Critics of the proposals have said turning Medicaid into federal lump-sum payments that are sent to states could have many negative consequences, one of them being a loss in health care coverage for millions of people. As Kaiser Health News reports, in return for the federal government paying nearly 60 percent of Medicaid cost, states are required to cover certain groups of people, such as children and pregnant women, and to provide specific benefits. A block grant would give states more freedom to run the program as they pleased. However, states would also be on the hook for covering costs beyond what the federal government provides: Kaiser Health News estimates that 16 million more people will become eligible for Medicaid in 2014. In addition, the Congressional Budget Office (PDF) predicts Medicaid spending has increased by $23 billion since 2009, from $366 billion.

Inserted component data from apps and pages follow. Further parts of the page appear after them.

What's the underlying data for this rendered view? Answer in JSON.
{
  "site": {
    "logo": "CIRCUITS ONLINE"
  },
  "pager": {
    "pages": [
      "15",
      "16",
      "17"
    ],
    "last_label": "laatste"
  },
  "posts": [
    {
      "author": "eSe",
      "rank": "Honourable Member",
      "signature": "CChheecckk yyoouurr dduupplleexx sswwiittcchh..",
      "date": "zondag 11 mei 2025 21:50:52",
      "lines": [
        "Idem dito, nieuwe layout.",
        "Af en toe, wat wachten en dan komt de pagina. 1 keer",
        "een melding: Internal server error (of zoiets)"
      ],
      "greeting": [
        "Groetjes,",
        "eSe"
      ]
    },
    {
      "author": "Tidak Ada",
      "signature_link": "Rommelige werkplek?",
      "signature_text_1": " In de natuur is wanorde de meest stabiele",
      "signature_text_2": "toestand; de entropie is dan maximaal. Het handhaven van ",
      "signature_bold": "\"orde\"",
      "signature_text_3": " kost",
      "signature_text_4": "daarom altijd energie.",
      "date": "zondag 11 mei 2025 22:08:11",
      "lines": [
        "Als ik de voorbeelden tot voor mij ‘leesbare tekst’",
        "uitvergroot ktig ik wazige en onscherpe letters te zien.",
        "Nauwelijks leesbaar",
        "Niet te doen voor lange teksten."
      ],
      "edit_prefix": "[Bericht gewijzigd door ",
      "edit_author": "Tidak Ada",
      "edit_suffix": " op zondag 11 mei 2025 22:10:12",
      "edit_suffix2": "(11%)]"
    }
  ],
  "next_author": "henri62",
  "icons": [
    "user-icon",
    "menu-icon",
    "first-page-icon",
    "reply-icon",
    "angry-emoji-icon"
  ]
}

The CBO also predicts Medicaid will grow 7 percent annually within the next 10 years.

Transforming Medicaid into block grants is has been proposed in the past, according to Kaiser Health: by President Ronald Reagan in 1981, by former House Speaker Newt Gingrich in 1995 (Congress actually did pass legislation that year to turn Medicaid and the welfare system into block grants, but President Bill Clinton only agreed to turn the welfare system into block grants, forming the Temporary Assistance for Needy Families program), and by President George W. Bush in 2003.

The Center on Budget and Policy Priorities says the Republicans' argument that block grants would improve the predictability and stability for Medicaid and state budgets is flawed because block grants are intended primarily to create federal savings.

From the CBPP:

Converting Medicaid to a block grant is attractive to some federal policymakers because it could produce large federal budgetary savings (and, in doing so, potentially ease pressure on certain other parts of the federal budget — such as the tax code, where, for example, policymakers will face a decision on whether to extend the Bush tax cuts for high-income households beyond 2012).  But a block grant would almost certainly shift substantial costs to the states.  Instead of the federal government picking up half to three-quarters of unanticipated Medicaid cost increases that result from a recession, the onset of a new disease, or the development of new pharmaceutical or other treatments, states would have to bear all of those costs themselves (once they exhausted their block grant allocation).  A block grant would make Medicaid much more financially unpredictable and risky for states.

A block grant may also appeal to some federal policymakers because it would force the states to “be the bad guys” — making the decisions about which people to drop from coverage or which medical services to curtail when federal funding proved inadequate.  States would essentially be left “holding the bag” — they would either have to contribute more state funding (by raising taxes or cutting other programs) or, more likely, exercise their increased flexibility to institute wide-ranging cuts in eligibility, benefits, and/or provider reimbursement rates.  Those cuts could add millions to the ranks of uninsured.  They also could impede access to care for tens of millions of people who continued being covered, as a consequence of substantial increases in co-payment and premium charges or cuts in reimbursements that cause substantial numbers of providers to leave the program.

Kaiser Health predicts a bill to transform Medicaid into a block grant won’t clear the Democratic-controlled Senate, but it might have a chance in 2012 if the GOP takes control of Congress and/or the White House.